Development and application of genomic control methods for genome-wide association studies using non-additive models

PLoS One. 2013 Dec 16;8(12):e81431. doi: 10.1371/journal.pone.0081431. eCollection 2013.


Genome-wide association studies (GWAS) comprise a powerful tool for mapping genes of complex traits. However, an inflation of the test statistic can occur because of population substructure or cryptic relatedness, which could cause spurious associations. If information on a large number of genetic markers is available, adjusting the analysis results by using the method of genomic control (GC) is possible. GC was originally proposed to correct the Cochran-Armitage additive trend test. For non-additive models, correction has been shown to depend on allele frequencies. Therefore, usage of GC is limited to situations where allele frequencies of null markers and candidate markers are matched. In this work, we extended the capabilities of the GC method for non-additive models, which allows us to use null markers with arbitrary allele frequencies for GC. Analytical expressions for the inflation of a test statistic describing its dependency on allele frequency and several population parameters were obtained for recessive, dominant, and over-dominant models of inheritance. We proposed a method to estimate these required population parameters. Furthermore, we suggested a GC method based on approximation of the correction coefficient by a polynomial of allele frequency and described procedures to correct the genotypic (two degrees of freedom) test for cases when the model of inheritance is unknown. Statistical properties of the described methods were investigated using simulated and real data. We demonstrated that all considered methods were effective in controlling type 1 error in the presence of genetic substructure. The proposed GC methods can be applied to statistical tests for GWAS with various models of inheritance. All methods developed and tested in this work were implemented using R language as a part of the GenABEL package.

Publication types

  • Research Support, Non-U.S. Gov't

MeSH terms

  • Computer Simulation
  • Databases, Genetic
  • Gene Frequency
  • Genome*
  • Genome-Wide Association Study / methods*
  • Genomics / methods*
  • Genotype
  • Humans
  • Models, Genetic*

Grants and funding

The KORA study was initiated and financed by the Helmholtz Zentrum München, German Research Center for Environmental Health, which is funded by the German Federal Ministry of Education and Research (BMBF) and by the State of Bavaria.

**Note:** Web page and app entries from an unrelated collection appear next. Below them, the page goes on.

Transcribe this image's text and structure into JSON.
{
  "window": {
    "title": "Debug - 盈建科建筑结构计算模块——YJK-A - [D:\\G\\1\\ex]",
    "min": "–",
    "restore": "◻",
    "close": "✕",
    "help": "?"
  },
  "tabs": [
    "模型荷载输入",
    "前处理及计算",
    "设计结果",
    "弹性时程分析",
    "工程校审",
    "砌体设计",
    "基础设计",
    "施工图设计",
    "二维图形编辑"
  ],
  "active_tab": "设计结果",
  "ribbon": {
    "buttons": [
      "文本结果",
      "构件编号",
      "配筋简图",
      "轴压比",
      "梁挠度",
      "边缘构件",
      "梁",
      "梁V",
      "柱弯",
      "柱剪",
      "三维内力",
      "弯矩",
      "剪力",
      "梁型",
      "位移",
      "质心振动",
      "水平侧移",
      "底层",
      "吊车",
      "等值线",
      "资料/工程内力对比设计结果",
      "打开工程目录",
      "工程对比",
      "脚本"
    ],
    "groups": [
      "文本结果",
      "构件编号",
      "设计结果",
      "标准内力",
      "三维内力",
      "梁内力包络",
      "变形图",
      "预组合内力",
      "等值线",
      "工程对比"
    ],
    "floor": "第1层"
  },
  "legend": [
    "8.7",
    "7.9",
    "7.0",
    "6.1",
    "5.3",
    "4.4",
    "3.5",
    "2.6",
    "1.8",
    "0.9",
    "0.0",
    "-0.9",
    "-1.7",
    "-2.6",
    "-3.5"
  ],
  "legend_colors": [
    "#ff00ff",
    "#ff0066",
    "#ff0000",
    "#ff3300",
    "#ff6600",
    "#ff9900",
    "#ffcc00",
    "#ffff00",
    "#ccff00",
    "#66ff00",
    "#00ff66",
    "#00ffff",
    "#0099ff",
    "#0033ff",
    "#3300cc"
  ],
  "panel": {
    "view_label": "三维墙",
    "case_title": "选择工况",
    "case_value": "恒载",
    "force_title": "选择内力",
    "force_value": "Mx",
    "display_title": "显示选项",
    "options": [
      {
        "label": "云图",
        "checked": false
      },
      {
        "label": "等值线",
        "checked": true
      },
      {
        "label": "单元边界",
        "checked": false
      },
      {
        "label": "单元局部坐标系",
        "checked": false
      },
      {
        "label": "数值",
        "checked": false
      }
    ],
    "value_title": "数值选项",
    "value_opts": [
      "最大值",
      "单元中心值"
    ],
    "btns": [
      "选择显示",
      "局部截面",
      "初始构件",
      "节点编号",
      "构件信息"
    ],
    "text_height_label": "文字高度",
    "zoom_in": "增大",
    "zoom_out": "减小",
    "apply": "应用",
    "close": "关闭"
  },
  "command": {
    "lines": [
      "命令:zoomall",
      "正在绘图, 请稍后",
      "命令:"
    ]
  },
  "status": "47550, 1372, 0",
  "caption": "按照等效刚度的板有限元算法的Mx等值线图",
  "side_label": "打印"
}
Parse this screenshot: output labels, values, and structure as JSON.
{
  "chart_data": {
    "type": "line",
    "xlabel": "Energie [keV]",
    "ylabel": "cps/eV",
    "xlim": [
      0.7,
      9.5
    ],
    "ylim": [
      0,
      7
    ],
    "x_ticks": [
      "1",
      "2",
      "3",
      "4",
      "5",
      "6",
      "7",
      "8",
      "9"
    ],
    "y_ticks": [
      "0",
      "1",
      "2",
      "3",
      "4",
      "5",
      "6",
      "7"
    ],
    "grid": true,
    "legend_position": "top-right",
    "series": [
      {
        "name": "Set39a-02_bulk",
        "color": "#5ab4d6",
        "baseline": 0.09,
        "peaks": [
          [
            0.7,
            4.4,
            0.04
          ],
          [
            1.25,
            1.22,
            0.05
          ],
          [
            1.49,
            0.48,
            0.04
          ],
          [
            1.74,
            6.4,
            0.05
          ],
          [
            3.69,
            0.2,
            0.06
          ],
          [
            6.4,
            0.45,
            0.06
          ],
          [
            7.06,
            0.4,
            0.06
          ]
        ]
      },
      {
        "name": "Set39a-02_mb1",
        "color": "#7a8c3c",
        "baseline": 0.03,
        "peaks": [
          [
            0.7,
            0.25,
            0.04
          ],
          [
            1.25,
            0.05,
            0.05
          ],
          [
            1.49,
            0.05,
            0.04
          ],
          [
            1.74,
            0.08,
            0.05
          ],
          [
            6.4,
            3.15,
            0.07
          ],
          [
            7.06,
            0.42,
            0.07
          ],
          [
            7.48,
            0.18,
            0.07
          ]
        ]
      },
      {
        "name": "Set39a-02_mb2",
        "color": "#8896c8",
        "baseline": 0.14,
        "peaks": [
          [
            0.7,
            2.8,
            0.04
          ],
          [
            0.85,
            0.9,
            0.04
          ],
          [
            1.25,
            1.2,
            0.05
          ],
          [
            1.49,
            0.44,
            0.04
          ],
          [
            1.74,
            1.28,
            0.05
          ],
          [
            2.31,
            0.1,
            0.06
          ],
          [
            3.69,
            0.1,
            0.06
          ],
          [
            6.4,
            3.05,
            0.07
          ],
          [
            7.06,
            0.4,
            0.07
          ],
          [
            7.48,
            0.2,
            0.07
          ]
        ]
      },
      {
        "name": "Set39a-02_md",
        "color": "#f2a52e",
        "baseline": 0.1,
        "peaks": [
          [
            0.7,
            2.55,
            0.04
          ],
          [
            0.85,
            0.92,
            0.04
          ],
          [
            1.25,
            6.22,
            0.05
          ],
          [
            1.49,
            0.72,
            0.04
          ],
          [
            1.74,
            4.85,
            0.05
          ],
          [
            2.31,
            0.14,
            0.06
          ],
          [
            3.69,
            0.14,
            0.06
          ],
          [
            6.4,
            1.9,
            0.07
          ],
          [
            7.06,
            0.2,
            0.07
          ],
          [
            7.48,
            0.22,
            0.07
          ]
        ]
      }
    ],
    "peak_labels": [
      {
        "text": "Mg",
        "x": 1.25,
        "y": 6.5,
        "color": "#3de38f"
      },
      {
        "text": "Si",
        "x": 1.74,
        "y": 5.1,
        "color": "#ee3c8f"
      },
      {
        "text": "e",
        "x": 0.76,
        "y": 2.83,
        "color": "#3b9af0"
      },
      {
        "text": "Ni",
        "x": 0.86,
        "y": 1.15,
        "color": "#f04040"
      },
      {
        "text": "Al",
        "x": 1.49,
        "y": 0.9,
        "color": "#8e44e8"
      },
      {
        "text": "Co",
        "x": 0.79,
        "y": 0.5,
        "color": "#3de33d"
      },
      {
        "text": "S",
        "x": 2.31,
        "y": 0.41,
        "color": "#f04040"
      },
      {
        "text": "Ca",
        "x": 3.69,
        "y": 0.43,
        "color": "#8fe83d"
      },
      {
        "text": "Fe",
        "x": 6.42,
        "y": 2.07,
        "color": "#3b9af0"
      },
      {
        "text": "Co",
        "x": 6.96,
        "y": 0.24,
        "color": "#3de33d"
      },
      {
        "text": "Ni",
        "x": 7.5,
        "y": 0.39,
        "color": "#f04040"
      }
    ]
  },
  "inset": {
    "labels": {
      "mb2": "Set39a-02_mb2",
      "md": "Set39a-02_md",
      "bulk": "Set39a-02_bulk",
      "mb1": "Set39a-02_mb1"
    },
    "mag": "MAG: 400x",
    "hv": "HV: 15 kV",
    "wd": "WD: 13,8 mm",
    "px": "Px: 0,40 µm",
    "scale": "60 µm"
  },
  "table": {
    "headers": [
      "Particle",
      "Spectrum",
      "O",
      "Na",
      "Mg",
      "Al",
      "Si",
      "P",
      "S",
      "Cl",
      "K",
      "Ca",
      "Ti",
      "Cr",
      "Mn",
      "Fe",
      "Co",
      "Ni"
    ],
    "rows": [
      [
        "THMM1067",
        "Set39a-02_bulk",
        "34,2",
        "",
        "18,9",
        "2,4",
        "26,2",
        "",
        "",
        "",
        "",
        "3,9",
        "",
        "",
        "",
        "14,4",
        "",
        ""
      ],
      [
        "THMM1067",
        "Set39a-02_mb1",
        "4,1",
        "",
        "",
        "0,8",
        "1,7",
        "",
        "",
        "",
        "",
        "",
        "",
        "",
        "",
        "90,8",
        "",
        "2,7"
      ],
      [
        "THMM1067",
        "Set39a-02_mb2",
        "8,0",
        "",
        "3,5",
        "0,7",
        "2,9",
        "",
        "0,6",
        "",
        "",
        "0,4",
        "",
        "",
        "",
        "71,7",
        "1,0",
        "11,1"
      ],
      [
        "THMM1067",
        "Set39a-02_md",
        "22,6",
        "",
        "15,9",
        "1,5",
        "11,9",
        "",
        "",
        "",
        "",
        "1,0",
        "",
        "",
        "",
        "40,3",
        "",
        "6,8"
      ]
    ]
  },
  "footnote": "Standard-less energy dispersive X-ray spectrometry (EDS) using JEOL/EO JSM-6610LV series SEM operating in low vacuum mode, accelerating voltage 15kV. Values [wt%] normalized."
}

KORA research was supported within the Munich Center of Health Sciences (MC-Health), Ludwig–Maximilians–Universität, as part of LMUinnovativ. Research leading to these results has received funding from a grant of the Helmholtz Association and the RFBR (Russian Foundation for Basic Research, grants No. 11-04-00098 and 12-04-91322) in the context of a Helmholtz–Russia Joint Research Group as well as from the European Union's Seventh Framework Programme (FP7-Health-F5-2012) under grant agreement No. 305280 (MIMOmics).